- DATA PROVIDED:
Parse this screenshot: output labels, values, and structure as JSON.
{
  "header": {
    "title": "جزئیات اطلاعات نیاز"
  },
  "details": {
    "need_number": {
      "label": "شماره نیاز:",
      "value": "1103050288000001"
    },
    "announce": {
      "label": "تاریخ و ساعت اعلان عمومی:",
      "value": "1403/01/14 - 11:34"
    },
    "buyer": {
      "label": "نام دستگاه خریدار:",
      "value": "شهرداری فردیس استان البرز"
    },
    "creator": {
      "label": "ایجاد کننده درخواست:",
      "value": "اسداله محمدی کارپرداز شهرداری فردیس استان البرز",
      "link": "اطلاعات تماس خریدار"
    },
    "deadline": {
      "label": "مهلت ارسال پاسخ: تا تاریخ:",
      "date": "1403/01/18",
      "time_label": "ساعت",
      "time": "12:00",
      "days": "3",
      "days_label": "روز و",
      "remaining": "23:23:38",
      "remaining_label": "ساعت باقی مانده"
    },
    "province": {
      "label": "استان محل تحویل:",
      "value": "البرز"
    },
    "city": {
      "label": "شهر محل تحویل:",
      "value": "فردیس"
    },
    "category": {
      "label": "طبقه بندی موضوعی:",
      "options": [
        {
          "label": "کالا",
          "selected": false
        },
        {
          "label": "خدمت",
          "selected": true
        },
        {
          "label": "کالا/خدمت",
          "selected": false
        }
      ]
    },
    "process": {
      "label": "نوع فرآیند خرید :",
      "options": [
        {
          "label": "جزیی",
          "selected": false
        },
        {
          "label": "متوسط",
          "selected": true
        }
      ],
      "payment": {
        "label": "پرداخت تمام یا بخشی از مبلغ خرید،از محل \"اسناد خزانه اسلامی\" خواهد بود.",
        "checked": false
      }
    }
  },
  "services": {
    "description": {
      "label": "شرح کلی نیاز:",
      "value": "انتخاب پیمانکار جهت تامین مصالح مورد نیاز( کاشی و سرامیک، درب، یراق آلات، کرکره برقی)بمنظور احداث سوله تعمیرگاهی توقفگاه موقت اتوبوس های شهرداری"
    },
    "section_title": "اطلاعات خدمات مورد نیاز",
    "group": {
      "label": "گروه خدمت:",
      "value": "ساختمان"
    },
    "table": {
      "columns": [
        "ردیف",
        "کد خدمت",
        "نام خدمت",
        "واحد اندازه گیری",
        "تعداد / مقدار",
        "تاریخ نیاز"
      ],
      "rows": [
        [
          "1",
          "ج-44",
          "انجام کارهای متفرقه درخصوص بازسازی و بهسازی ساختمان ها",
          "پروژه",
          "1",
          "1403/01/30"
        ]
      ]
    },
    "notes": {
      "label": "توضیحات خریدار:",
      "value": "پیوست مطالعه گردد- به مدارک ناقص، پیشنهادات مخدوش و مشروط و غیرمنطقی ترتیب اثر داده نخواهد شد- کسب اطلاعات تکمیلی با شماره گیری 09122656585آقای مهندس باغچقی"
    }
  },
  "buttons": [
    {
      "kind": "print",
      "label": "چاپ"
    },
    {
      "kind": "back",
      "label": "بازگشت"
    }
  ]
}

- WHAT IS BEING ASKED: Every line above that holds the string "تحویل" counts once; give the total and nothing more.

- TASK ANSWER: 2